(Data about app and page elements)
--

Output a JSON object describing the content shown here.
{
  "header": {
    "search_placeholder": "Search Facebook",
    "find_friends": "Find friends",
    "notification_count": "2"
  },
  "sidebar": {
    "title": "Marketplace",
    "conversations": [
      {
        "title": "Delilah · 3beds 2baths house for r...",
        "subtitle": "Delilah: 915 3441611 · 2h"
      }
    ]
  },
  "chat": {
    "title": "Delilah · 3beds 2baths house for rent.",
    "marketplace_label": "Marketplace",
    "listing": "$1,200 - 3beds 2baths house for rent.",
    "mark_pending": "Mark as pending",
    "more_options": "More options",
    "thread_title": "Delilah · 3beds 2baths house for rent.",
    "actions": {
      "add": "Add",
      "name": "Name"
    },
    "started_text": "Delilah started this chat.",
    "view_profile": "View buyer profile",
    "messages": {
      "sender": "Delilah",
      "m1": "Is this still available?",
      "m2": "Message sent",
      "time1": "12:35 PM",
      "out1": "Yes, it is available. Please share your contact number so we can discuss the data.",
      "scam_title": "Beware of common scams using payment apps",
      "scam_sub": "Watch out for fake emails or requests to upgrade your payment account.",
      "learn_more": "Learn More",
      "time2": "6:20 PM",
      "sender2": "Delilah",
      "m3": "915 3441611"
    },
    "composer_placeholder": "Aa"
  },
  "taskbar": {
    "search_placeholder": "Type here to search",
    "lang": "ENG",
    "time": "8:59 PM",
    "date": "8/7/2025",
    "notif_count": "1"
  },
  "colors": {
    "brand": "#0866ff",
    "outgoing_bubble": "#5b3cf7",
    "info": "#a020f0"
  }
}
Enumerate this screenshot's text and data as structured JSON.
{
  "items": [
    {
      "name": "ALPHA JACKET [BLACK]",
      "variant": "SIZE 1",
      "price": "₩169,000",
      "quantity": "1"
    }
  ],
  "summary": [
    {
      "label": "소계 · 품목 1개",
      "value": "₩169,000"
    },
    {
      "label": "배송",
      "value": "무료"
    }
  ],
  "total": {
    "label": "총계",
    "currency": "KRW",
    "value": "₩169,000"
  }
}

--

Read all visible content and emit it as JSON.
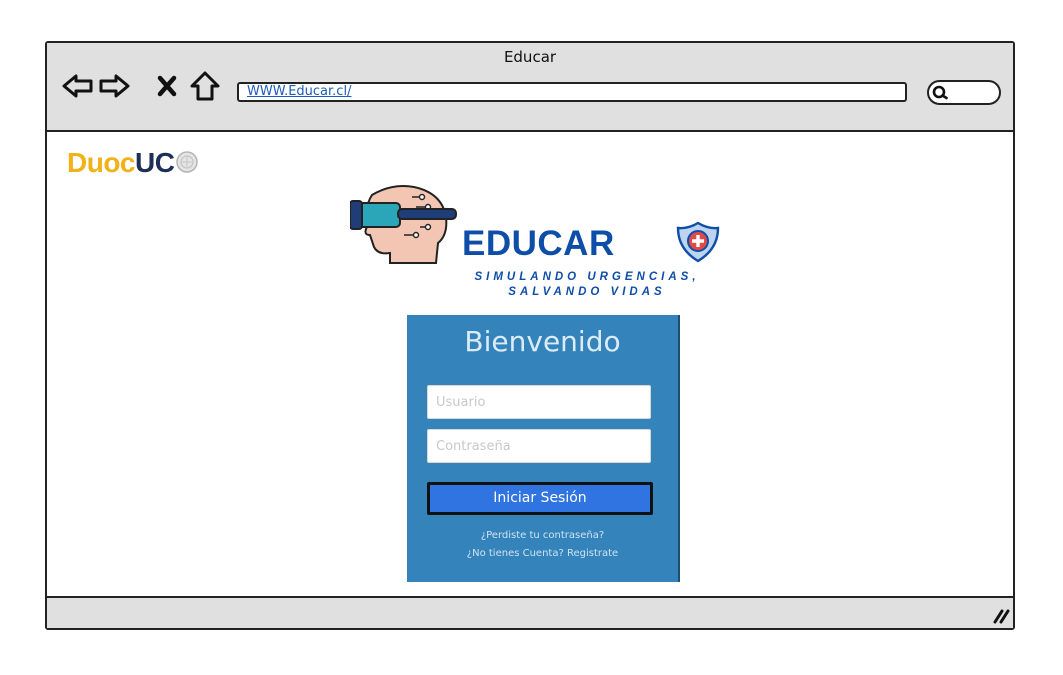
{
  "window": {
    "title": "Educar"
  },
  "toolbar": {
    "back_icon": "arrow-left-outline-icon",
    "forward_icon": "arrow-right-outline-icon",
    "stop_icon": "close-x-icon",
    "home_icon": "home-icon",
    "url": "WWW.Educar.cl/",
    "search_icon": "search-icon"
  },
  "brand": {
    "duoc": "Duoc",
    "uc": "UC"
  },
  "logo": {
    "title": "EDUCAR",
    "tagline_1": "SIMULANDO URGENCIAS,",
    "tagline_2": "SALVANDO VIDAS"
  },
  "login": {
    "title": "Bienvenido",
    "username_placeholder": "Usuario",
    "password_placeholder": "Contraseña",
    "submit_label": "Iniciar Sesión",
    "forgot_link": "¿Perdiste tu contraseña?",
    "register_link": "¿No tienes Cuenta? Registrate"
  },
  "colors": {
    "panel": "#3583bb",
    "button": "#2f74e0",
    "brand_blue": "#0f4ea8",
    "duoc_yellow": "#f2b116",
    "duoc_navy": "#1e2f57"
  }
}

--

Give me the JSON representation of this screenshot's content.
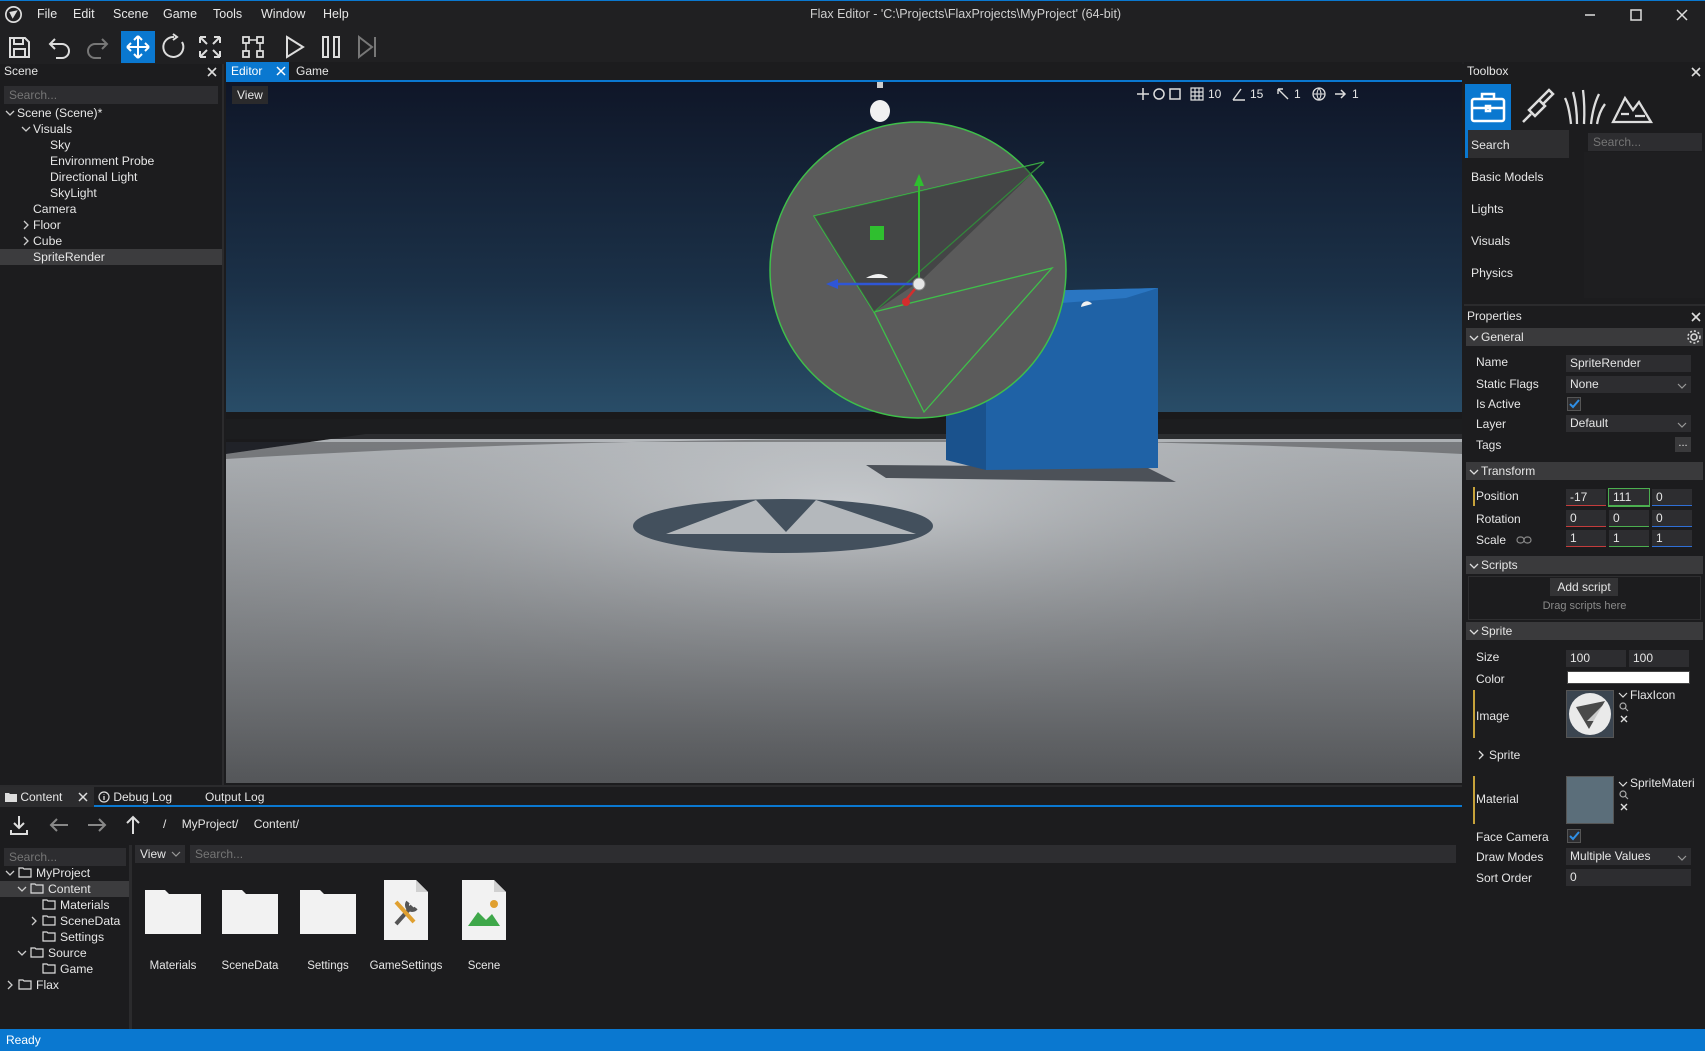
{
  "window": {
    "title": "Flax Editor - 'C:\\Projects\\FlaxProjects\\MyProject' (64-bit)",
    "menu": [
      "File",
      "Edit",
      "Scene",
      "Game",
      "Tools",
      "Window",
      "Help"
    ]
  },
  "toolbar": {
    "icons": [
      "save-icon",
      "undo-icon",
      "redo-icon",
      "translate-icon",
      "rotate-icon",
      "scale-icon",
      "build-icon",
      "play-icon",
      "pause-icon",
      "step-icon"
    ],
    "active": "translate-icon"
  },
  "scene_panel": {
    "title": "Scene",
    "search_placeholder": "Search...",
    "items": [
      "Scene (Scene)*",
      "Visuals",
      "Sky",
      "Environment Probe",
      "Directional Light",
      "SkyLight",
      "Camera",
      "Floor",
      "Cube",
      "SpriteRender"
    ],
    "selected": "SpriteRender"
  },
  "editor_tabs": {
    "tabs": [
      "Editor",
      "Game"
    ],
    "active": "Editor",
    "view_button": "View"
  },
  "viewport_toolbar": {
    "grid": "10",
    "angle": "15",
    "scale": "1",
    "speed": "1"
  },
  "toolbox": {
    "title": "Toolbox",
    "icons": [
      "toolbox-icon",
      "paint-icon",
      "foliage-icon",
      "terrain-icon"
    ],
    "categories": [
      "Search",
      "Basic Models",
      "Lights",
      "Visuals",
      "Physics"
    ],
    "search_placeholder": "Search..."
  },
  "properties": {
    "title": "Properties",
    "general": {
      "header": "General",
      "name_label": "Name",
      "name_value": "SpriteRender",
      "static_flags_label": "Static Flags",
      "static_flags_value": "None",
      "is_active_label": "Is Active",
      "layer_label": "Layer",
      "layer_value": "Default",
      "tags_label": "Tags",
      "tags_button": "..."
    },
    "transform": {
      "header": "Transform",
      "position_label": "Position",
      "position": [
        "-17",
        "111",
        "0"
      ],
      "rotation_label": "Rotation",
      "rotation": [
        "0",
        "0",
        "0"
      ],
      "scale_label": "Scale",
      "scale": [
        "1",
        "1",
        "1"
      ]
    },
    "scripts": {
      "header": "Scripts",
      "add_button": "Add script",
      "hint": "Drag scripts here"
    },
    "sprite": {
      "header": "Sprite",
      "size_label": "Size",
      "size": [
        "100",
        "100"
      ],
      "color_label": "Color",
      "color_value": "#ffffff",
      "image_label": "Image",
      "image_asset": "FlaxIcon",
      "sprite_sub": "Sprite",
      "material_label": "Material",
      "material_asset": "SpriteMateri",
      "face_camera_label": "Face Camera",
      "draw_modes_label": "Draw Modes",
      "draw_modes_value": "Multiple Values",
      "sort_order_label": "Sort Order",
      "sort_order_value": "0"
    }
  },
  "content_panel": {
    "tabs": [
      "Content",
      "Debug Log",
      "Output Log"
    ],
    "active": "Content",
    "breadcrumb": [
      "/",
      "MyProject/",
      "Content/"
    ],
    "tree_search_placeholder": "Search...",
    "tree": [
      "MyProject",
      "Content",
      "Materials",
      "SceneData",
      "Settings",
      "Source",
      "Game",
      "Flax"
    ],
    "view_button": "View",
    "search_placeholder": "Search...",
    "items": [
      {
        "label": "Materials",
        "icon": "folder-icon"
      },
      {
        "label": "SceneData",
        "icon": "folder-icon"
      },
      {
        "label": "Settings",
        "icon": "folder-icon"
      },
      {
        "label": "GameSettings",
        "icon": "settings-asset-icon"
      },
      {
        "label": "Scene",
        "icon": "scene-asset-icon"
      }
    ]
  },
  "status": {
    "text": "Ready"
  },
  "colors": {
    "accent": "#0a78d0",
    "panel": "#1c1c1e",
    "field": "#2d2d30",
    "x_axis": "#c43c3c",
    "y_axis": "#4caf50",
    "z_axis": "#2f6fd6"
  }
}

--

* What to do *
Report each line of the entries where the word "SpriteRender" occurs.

* Response to this exercise *
      "SpriteRender"
    "selected": "SpriteRender"
      "name_value": "SpriteRender",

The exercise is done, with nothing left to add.